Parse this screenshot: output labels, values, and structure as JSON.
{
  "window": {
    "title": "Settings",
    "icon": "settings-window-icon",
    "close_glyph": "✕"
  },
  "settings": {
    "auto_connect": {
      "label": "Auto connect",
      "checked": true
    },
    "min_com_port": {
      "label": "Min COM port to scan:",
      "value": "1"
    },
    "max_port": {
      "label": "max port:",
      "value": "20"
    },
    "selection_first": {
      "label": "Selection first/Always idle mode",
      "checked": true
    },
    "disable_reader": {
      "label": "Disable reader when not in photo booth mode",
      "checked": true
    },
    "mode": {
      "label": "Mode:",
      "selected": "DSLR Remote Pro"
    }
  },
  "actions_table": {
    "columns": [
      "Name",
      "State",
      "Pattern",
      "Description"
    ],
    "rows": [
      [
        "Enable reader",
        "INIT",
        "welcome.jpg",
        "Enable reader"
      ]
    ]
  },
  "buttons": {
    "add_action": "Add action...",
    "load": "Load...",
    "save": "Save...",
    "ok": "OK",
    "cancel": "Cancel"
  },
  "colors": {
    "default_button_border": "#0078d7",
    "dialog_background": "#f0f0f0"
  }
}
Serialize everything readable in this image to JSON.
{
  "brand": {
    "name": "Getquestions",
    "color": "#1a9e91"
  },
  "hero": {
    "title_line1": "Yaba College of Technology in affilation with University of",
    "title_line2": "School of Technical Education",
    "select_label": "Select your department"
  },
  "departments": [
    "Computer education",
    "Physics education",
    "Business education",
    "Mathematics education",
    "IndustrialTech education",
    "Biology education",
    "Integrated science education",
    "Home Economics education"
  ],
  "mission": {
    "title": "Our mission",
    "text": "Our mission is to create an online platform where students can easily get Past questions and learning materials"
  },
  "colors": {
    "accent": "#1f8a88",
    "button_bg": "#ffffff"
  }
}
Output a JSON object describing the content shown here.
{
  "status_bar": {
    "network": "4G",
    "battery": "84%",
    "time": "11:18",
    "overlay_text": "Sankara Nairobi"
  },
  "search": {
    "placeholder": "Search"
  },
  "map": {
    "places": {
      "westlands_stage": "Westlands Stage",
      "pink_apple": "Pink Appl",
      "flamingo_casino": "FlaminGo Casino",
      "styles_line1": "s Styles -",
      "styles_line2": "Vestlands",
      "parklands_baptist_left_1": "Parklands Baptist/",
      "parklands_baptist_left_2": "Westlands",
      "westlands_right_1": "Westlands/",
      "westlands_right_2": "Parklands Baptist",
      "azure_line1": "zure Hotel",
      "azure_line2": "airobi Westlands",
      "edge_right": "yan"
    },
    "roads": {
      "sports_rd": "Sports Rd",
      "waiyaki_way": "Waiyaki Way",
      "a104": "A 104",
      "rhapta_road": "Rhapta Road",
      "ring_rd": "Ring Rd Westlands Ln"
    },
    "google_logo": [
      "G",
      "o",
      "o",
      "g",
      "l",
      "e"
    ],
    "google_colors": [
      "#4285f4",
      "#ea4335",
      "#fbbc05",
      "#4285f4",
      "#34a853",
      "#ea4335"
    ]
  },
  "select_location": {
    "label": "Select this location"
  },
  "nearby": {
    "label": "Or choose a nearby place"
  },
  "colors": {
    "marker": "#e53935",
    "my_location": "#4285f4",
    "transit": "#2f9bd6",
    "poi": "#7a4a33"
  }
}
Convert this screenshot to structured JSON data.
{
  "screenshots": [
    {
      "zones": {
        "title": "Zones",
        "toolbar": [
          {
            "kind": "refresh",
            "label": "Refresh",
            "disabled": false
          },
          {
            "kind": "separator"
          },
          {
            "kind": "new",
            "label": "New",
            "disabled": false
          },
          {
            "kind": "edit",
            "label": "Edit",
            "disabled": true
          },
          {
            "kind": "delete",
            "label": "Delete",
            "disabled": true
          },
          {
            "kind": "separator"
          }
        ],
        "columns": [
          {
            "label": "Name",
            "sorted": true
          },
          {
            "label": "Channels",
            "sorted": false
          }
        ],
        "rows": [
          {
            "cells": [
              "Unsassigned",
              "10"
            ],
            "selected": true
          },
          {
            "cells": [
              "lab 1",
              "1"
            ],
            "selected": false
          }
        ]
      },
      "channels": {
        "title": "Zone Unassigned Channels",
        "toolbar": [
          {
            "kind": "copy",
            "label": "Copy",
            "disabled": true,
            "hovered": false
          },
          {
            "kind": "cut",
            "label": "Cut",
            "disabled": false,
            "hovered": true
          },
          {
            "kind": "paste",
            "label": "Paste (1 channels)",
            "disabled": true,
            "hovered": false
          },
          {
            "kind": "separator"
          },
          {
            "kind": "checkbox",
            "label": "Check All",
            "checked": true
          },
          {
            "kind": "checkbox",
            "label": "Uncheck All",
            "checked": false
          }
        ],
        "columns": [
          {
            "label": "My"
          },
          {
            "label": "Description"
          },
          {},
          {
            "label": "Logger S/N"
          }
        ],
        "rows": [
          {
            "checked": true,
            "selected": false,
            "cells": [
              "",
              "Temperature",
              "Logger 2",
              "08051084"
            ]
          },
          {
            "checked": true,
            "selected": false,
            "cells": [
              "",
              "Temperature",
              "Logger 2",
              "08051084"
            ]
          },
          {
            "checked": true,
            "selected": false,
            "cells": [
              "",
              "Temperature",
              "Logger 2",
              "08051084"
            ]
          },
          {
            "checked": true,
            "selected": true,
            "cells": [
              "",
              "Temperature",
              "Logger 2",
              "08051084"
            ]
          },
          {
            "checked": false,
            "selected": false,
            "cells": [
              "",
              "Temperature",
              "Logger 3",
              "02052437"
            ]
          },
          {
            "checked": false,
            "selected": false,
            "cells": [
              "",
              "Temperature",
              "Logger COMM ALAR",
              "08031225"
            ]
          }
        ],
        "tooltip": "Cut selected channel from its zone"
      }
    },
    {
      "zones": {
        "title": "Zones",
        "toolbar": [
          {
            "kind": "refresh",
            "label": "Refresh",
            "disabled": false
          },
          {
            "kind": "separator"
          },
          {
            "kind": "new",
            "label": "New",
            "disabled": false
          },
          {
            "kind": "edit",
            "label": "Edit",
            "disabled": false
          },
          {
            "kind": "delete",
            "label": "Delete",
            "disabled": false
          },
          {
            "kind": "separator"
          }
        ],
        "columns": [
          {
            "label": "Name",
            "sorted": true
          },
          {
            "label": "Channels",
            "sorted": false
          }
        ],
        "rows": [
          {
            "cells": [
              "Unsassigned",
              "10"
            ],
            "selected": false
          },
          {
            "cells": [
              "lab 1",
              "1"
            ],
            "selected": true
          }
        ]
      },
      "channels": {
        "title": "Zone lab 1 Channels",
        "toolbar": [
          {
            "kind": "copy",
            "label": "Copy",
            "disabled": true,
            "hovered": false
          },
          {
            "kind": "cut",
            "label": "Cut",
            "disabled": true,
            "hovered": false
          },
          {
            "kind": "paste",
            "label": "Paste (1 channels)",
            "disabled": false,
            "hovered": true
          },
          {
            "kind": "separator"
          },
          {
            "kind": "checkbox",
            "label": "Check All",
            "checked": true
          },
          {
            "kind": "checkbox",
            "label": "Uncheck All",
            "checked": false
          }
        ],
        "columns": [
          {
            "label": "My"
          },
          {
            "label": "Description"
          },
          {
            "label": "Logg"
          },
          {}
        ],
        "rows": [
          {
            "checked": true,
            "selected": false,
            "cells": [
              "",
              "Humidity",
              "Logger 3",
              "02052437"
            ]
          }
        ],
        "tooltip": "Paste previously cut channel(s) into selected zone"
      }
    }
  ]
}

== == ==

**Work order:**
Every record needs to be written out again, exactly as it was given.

**Response area:**
Parse this screenshot: output labels, values, and structure as JSON.
{
  "window": {
    "title": "Settings",
    "icon": "settings-window-icon",
    "close_glyph": "✕"
  },
  "settings": {
    "auto_connect": {
      "label": "Auto connect",
      "checked": true
    },
    "min_com_port": {
      "label": "Min COM port to scan:",
      "value": "1"
    },
    "max_port": {
      "label": "max port:",
      "value": "20"
    },
    "selection_first": {
      "label": "Selection first/Always idle mode",
      "checked": true
    },
    "disable_reader": {
      "label": "Disable reader when not in photo booth mode",
      "checked": true
    },
    "mode": {
      "label": "Mode:",
      "selected": "DSLR Remote Pro"
    }
  },
  "actions_table": {
    "columns": [
      "Name",
      "State",
      "Pattern",
      "Description"
    ],
    "rows": [
      [
        "Enable reader",
        "INIT",
        "welcome.jpg",
        "Enable reader"
      ]
    ]
  },
  "buttons": {
    "add_action": "Add action...",
    "load": "Load...",
    "save": "Save...",
    "ok": "OK",
    "cancel": "Cancel"
  },
  "colors": {
    "default_button_border": "#0078d7",
    "dialog_background": "#f0f0f0"
  }
}
Serialize everything readable in this image to JSON.
{
  "brand": {
    "name": "Getquestions",
    "color": "#1a9e91"
  },
  "hero": {
    "title_line1": "Yaba College of Technology in affilation with University of",
    "title_line2": "School of Technical Education",
    "select_label": "Select your department"
  },
  "departments": [
    "Computer education",
    "Physics education",
    "Business education",
    "Mathematics education",
    "IndustrialTech education",
    "Biology education",
    "Integrated science education",
    "Home Economics education"
  ],
  "mission": {
    "title": "Our mission",
    "text": "Our mission is to create an online platform where students can easily get Past questions and learning materials"
  },
  "colors": {
    "accent": "#1f8a88",
    "button_bg": "#ffffff"
  }
}
Output a JSON object describing the content shown here.
{
  "status_bar": {
    "network": "4G",
    "battery": "84%",
    "time": "11:18",
    "overlay_text": "Sankara Nairobi"
  },
  "search": {
    "placeholder": "Search"
  },
  "map": {
    "places": {
      "westlands_stage": "Westlands Stage",
      "pink_apple": "Pink Appl",
      "flamingo_casino": "FlaminGo Casino",
      "styles_line1": "s Styles -",
      "styles_line2": "Vestlands",
      "parklands_baptist_left_1": "Parklands Baptist/",
      "parklands_baptist_left_2": "Westlands",
      "westlands_right_1": "Westlands/",
      "westlands_right_2": "Parklands Baptist",
      "azure_line1": "zure Hotel",
      "azure_line2": "airobi Westlands",
      "edge_right": "yan"
    },
    "roads": {
      "sports_rd": "Sports Rd",
      "waiyaki_way": "Waiyaki Way",
      "a104": "A 104",
      "rhapta_road": "Rhapta Road",
      "ring_rd": "Ring Rd Westlands Ln"
    },
    "google_logo": [
      "G",
      "o",
      "o",
      "g",
      "l",
      "e"
    ],
    "google_colors": [
      "#4285f4",
      "#ea4335",
      "#fbbc05",
      "#4285f4",
      "#34a853",
      "#ea4335"
    ]
  },
  "select_location": {
    "label": "Select this location"
  },
  "nearby": {
    "label": "Or choose a nearby place"
  },
  "colors": {
    "marker": "#e53935",
    "my_location": "#4285f4",
    "transit": "#2f9bd6",
    "poi": "#7a4a33"
  }
}
Convert this screenshot to structured JSON data.
{
  "screenshots": [
    {
      "zones": {
        "title": "Zones",
        "toolbar": [
          {
            "kind": "refresh",
            "label": "Refresh",
            "disabled": false
          },
          {
            "kind": "separator"
          },
          {
            "kind": "new",
            "label": "New",
            "disabled": false
          },
          {
            "kind": "edit",
            "label": "Edit",
            "disabled": true
          },
          {
            "kind": "delete",
            "label": "Delete",
            "disabled": true
          },
          {
            "kind": "separator"
          }
        ],
        "columns": [
          {
            "label": "Name",
            "sorted": true
          },
          {
            "label": "Channels",
            "sorted": false
          }
        ],
        "rows": [
          {
            "cells": [
              "Unsassigned",
              "10"
            ],
            "selected": true
          },
          {
            "cells": [
              "lab 1",
              "1"
            ],
            "selected": false
          }
        ]
      },
      "channels": {
        "title": "Zone Unassigned Channels",
        "toolbar": [
          {
            "kind": "copy",
            "label": "Copy",
            "disabled": true,
            "hovered": false
          },
          {
            "kind": "cut",
            "label": "Cut",
            "disabled": false,
            "hovered": true
          },
          {
            "kind": "paste",
            "label": "Paste (1 channels)",
            "disabled": true,
            "hovered": false
          },
          {
            "kind": "separator"
          },
          {
            "kind": "checkbox",
            "label": "Check All",
            "checked": true
          },
          {
            "kind": "checkbox",
            "label": "Uncheck All",
            "checked": false
          }
        ],
        "columns": [
          {
            "label": "My"
          },
          {
            "label": "Description"
          },
          {},
          {
            "label": "Logger S/N"
          }
        ],
        "rows": [
          {
            "checked": true,
            "selected": false,
            "cells": [
              "",
              "Temperature",
              "Logger 2",
              "08051084"
            ]
          },
          {
            "checked": true,
            "selected": false,
            "cells": [
              "",
              "Temperature",
              "Logger 2",
              "08051084"
            ]
          },
          {
            "checked": true,
            "selected": false,
            "cells": [
              "",
              "Temperature",
              "Logger 2",
              "08051084"
            ]
          },
          {
            "checked": true,
            "selected": true,
            "cells": [
              "",
              "Temperature",
              "Logger 2",
              "08051084"
            ]
          },
          {
            "checked": false,
            "selected": false,
            "cells": [
              "",
              "Temperature",
              "Logger 3",
              "02052437"
            ]
          },
          {
            "checked": false,
            "selected": false,
            "cells": [
              "",
              "Temperature",
              "Logger COMM ALAR",
              "08031225"
            ]
          }
        ],
        "tooltip": "Cut selected channel from its zone"
      }
    },
    {
      "zones": {
        "title": "Zones",
        "toolbar": [
          {
            "kind": "refresh",
            "label": "Refresh",
            "disabled": false
          },
          {
            "kind": "separator"
          },
          {
            "kind": "new",
            "label": "New",
            "disabled": false
          },
          {
            "kind": "edit",
            "label": "Edit",
            "disabled": false
          },
          {
            "kind": "delete",
            "label": "Delete",
            "disabled": false
          },
          {
            "kind": "separator"
          }
        ],
        "columns": [
          {
            "label": "Name",
            "sorted": true
          },
          {
            "label": "Channels",
            "sorted": false
          }
        ],
        "rows": [
          {
            "cells": [
              "Unsassigned",
              "10"
            ],
            "selected": false
          },
          {
            "cells": [
              "lab 1",
              "1"
            ],
            "selected": true
          }
        ]
      },
      "channels": {
        "title": "Zone lab 1 Channels",
        "toolbar": [
          {
            "kind": "copy",
            "label": "Copy",
            "disabled": true,
            "hovered": false
          },
          {
            "kind": "cut",
            "label": "Cut",
            "disabled": true,
            "hovered": false
          },
          {
            "kind": "paste",
            "label": "Paste (1 channels)",
            "disabled": false,
            "hovered": true
          },
          {
            "kind": "separator"
          },
          {
            "kind": "checkbox",
            "label": "Check All",
            "checked": true
          },
          {
            "kind": "checkbox",
            "label": "Uncheck All",
            "checked": false
          }
        ],
        "columns": [
          {
            "label": "My"
          },
          {
            "label": "Description"
          },
          {
            "label": "Logg"
          },
          {}
        ],
        "rows": [
          {
            "checked": true,
            "selected": false,
            "cells": [
              "",
              "Humidity",
              "Logger 3",
              "02052437"
            ]
          }
        ],
        "tooltip": "Paste previously cut channel(s) into selected zone"
      }
    }
  ]
}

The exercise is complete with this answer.